**What is needed:** Each record must be copied in full and unchanged; any image it holds is excluded.

*****

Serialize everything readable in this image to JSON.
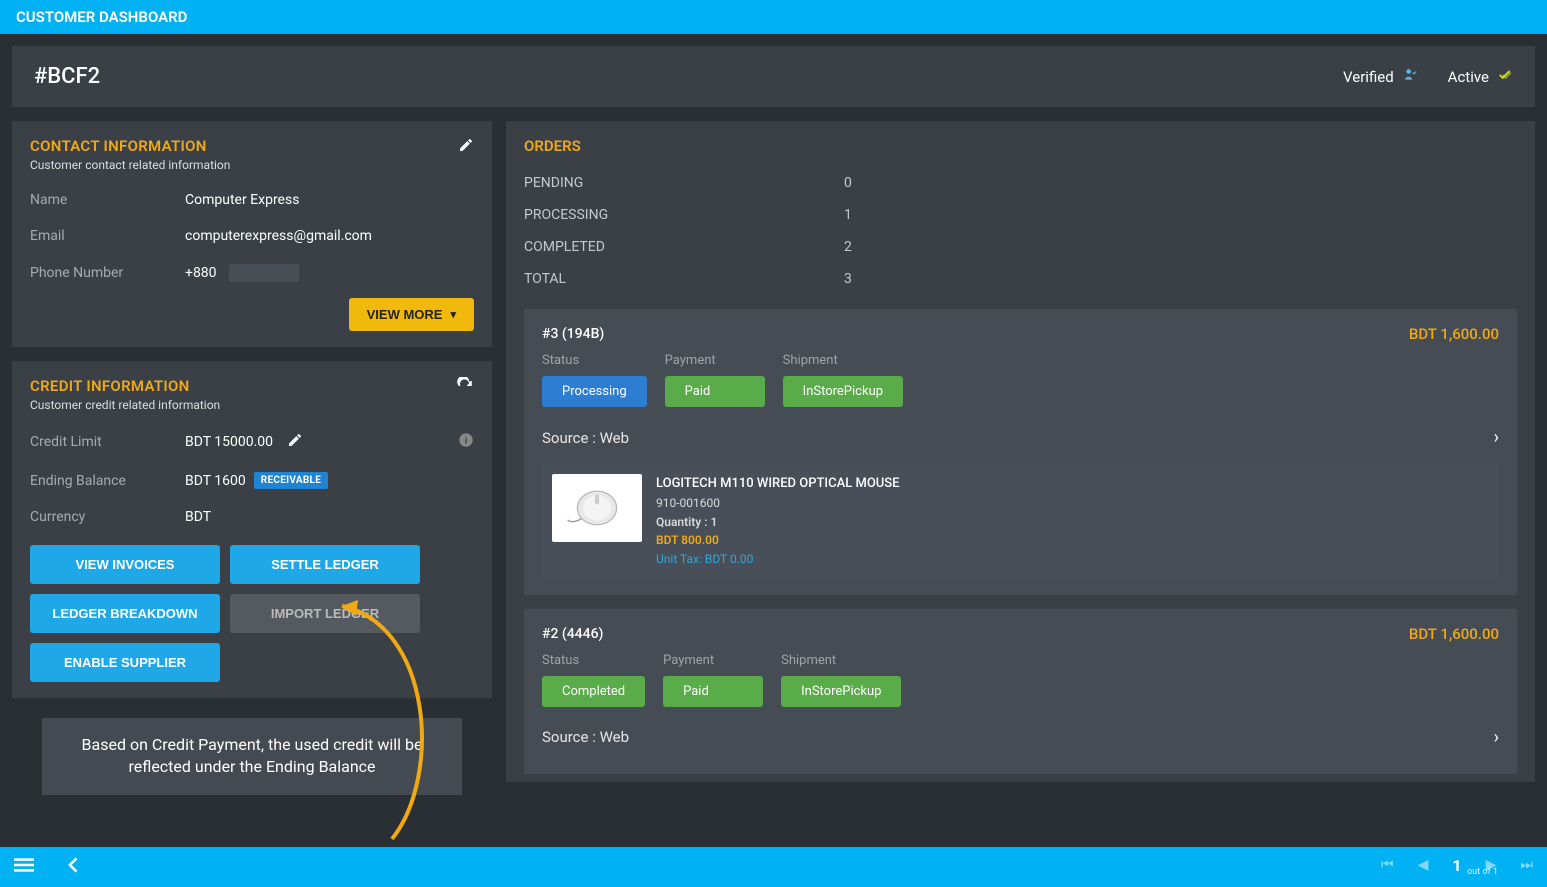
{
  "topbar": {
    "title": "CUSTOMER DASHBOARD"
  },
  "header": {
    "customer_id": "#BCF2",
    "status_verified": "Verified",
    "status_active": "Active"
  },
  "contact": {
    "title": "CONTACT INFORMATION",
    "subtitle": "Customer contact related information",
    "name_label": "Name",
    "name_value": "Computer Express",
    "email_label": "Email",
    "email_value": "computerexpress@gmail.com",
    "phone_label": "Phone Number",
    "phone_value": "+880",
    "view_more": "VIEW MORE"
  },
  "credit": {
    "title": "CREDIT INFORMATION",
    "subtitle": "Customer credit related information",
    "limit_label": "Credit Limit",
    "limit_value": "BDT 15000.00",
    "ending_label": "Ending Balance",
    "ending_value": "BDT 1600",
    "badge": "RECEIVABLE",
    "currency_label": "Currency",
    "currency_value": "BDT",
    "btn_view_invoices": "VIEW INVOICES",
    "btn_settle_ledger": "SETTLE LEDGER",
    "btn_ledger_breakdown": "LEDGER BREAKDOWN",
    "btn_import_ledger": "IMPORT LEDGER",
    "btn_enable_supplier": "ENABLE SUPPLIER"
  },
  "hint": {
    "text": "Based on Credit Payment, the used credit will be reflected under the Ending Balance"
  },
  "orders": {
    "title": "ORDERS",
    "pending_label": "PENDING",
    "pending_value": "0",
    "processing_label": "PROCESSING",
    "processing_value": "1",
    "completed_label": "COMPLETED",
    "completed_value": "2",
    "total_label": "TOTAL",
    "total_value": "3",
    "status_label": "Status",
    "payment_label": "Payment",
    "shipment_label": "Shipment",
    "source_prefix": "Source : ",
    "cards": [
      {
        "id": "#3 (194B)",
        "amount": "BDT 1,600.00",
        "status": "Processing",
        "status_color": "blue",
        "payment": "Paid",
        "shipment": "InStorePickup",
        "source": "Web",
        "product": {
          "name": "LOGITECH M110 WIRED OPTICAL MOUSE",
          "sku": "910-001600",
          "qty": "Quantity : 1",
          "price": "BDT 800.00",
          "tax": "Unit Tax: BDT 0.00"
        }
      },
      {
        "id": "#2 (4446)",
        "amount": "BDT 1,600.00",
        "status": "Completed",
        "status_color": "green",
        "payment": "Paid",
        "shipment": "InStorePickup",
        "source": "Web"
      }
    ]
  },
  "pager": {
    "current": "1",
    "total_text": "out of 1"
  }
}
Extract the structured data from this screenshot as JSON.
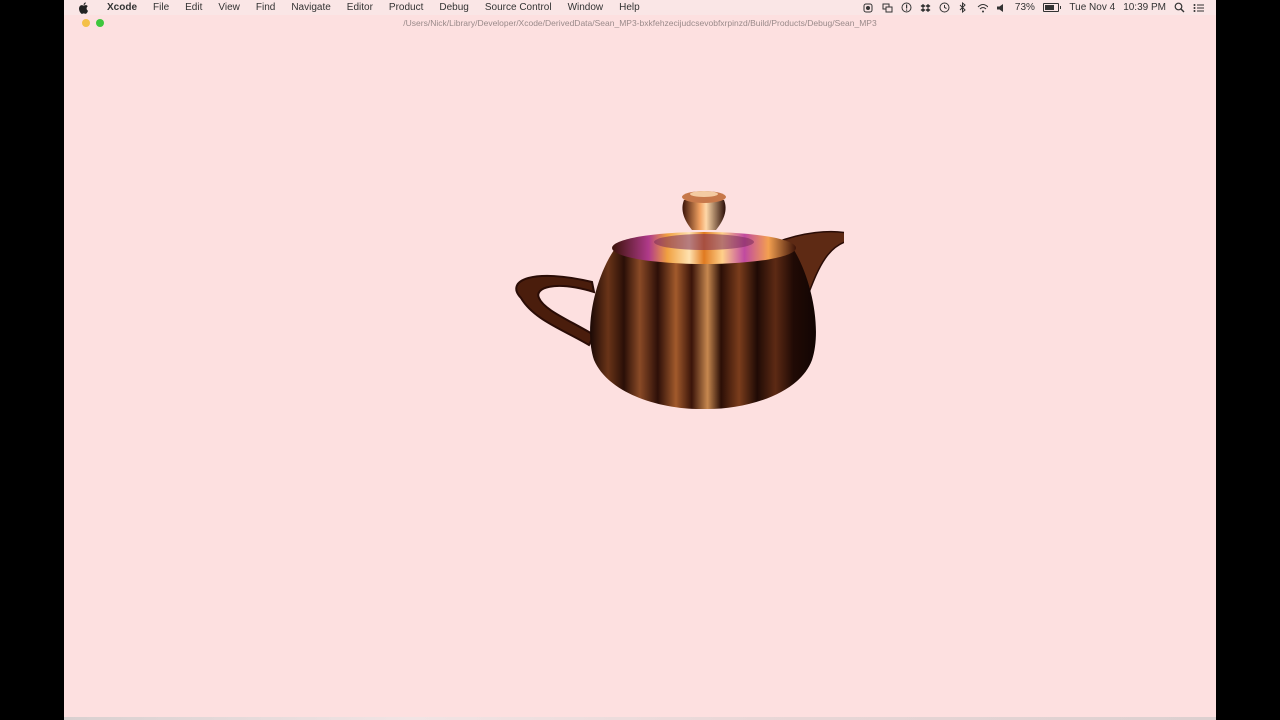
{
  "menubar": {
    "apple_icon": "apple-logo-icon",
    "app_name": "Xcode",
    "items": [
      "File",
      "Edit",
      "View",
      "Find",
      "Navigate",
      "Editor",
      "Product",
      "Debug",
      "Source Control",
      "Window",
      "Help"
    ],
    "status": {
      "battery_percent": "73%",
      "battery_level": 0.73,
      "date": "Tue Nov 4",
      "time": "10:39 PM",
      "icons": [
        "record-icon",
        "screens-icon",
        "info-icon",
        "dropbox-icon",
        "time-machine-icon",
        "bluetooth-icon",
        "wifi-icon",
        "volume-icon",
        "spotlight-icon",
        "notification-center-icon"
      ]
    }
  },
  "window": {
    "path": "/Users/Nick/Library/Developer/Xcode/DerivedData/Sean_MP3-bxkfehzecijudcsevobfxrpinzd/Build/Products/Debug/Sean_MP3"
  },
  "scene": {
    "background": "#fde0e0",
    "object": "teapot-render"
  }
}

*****

**Problem solution:**
Serialize everything readable in this image to JSON.
{
  "topbar": {
    "title": "CUSTOMER DASHBOARD"
  },
  "header": {
    "customer_id": "#BCF2",
    "status_verified": "Verified",
    "status_active": "Active"
  },
  "contact": {
    "title": "CONTACT INFORMATION",
    "subtitle": "Customer contact related information",
    "name_label": "Name",
    "name_value": "Computer Express",
    "email_label": "Email",
    "email_value": "computerexpress@gmail.com",
    "phone_label": "Phone Number",
    "phone_value": "+880",
    "view_more": "VIEW MORE"
  },
  "credit": {
    "title": "CREDIT INFORMATION",
    "subtitle": "Customer credit related information",
    "limit_label": "Credit Limit",
    "limit_value": "BDT 15000.00",
    "ending_label": "Ending Balance",
    "ending_value": "BDT 1600",
    "badge": "RECEIVABLE",
    "currency_label": "Currency",
    "currency_value": "BDT",
    "btn_view_invoices": "VIEW INVOICES",
    "btn_settle_ledger": "SETTLE LEDGER",
    "btn_ledger_breakdown": "LEDGER BREAKDOWN",
    "btn_import_ledger": "IMPORT LEDGER",
    "btn_enable_supplier": "ENABLE SUPPLIER"
  },
  "hint": {
    "text": "Based on Credit Payment, the used credit will be reflected under the Ending Balance"
  },
  "orders": {
    "title": "ORDERS",
    "pending_label": "PENDING",
    "pending_value": "0",
    "processing_label": "PROCESSING",
    "processing_value": "1",
    "completed_label": "COMPLETED",
    "completed_value": "2",
    "total_label": "TOTAL",
    "total_value": "3",
    "status_label": "Status",
    "payment_label": "Payment",
    "shipment_label": "Shipment",
    "source_prefix": "Source : ",
    "cards": [
      {
        "id": "#3 (194B)",
        "amount": "BDT 1,600.00",
        "status": "Processing",
        "status_color": "blue",
        "payment": "Paid",
        "shipment": "InStorePickup",
        "source": "Web",
        "product": {
          "name": "LOGITECH M110 WIRED OPTICAL MOUSE",
          "sku": "910-001600",
          "qty": "Quantity : 1",
          "price": "BDT 800.00",
          "tax": "Unit Tax: BDT 0.00"
        }
      },
      {
        "id": "#2 (4446)",
        "amount": "BDT 1,600.00",
        "status": "Completed",
        "status_color": "green",
        "payment": "Paid",
        "shipment": "InStorePickup",
        "source": "Web"
      }
    ]
  },
  "pager": {
    "current": "1",
    "total_text": "out of 1"
  }
}
Extract the structured data from this screenshot as JSON.
{
  "menubar": {
    "apple_icon": "apple-logo-icon",
    "app_name": "Xcode",
    "items": [
      "File",
      "Edit",
      "View",
      "Find",
      "Navigate",
      "Editor",
      "Product",
      "Debug",
      "Source Control",
      "Window",
      "Help"
    ],
    "status": {
      "battery_percent": "73%",
      "battery_level": 0.73,
      "date": "Tue Nov 4",
      "time": "10:39 PM",
      "icons": [
        "record-icon",
        "screens-icon",
        "info-icon",
        "dropbox-icon",
        "time-machine-icon",
        "bluetooth-icon",
        "wifi-icon",
        "volume-icon",
        "spotlight-icon",
        "notification-center-icon"
      ]
    }
  },
  "window": {
    "path": "/Users/Nick/Library/Developer/Xcode/DerivedData/Sean_MP3-bxkfehzecijudcsevobfxrpinzd/Build/Products/Debug/Sean_MP3"
  },
  "scene": {
    "background": "#fde0e0",
    "object": "teapot-render"
  }
}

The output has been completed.